[Dataset rows for apps and sites]
──────────

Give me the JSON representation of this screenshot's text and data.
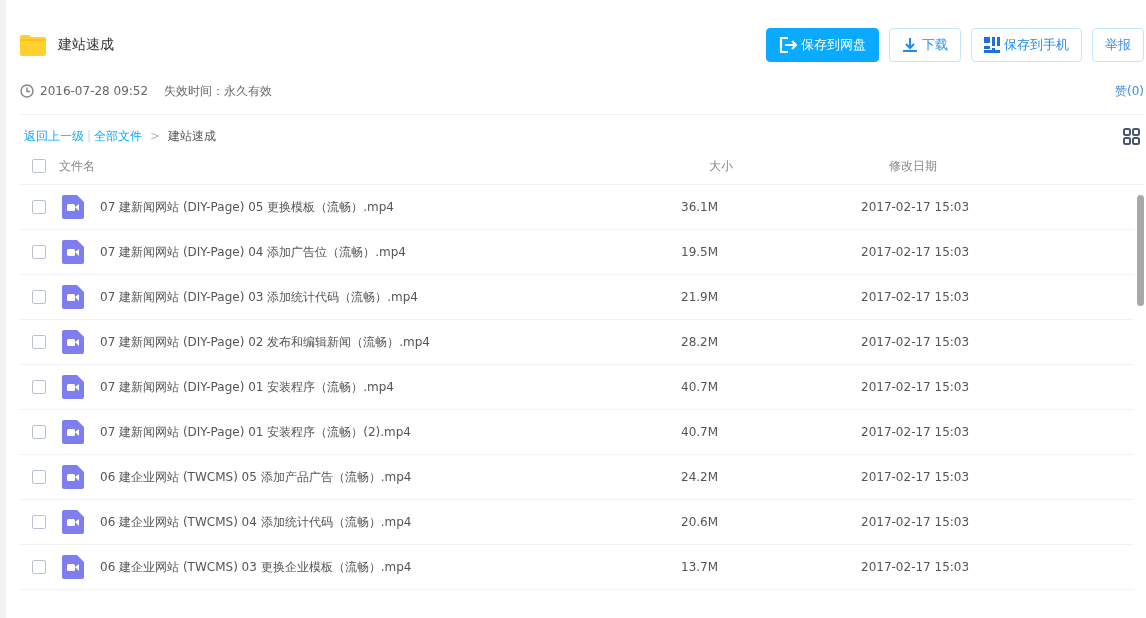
{
  "title": "建站速成",
  "actions": [
    {
      "label": "保存到网盘",
      "kind": "save"
    },
    {
      "label": "下载",
      "kind": "download"
    },
    {
      "label": "保存到手机",
      "kind": "phone"
    },
    {
      "label": "举报",
      "kind": "report"
    }
  ],
  "meta": {
    "date": "2016-07-28 09:52",
    "expiry": "失效时间：永久有效",
    "likes": "赞(0)"
  },
  "breadcrumb": {
    "back": "返回上一级",
    "separator": "|",
    "root": "全部文件",
    "arrow": ">",
    "current": "建站速成"
  },
  "table": {
    "columns": [
      "文件名",
      "大小",
      "修改日期"
    ],
    "all_checked": false,
    "rows": [
      {
        "name": "07 建新闻网站 (DIY-Page) 05 更换模板（流畅）.mp4",
        "size": "36.1M",
        "date": "2017-02-17 15:03",
        "checked": false
      },
      {
        "name": "07 建新闻网站 (DIY-Page) 04 添加广告位（流畅）.mp4",
        "size": "19.5M",
        "date": "2017-02-17 15:03",
        "checked": false
      },
      {
        "name": "07 建新闻网站 (DIY-Page) 03 添加统计代码（流畅）.mp4",
        "size": "21.9M",
        "date": "2017-02-17 15:03",
        "checked": false
      },
      {
        "name": "07 建新闻网站 (DIY-Page) 02 发布和编辑新闻（流畅）.mp4",
        "size": "28.2M",
        "date": "2017-02-17 15:03",
        "checked": false
      },
      {
        "name": "07 建新闻网站 (DIY-Page) 01 安装程序（流畅）.mp4",
        "size": "40.7M",
        "date": "2017-02-17 15:03",
        "checked": false
      },
      {
        "name": "07 建新闻网站 (DIY-Page) 01 安装程序（流畅）(2).mp4",
        "size": "40.7M",
        "date": "2017-02-17 15:03",
        "checked": false
      },
      {
        "name": "06 建企业网站 (TWCMS) 05 添加产品广告（流畅）.mp4",
        "size": "24.2M",
        "date": "2017-02-17 15:03",
        "checked": false
      },
      {
        "name": "06 建企业网站 (TWCMS) 04 添加统计代码（流畅）.mp4",
        "size": "20.6M",
        "date": "2017-02-17 15:03",
        "checked": false
      },
      {
        "name": "06 建企业网站 (TWCMS) 03 更换企业模板（流畅）.mp4",
        "size": "13.7M",
        "date": "2017-02-17 15:03",
        "checked": false
      }
    ]
  }
}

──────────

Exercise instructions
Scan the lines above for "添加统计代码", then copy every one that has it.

Result of this task
        "name": "07 建新闻网站 (DIY-Page) 03 添加统计代码（流畅）.mp4",
        "name": "06 建企业网站 (TWCMS) 04 添加统计代码（流畅）.mp4",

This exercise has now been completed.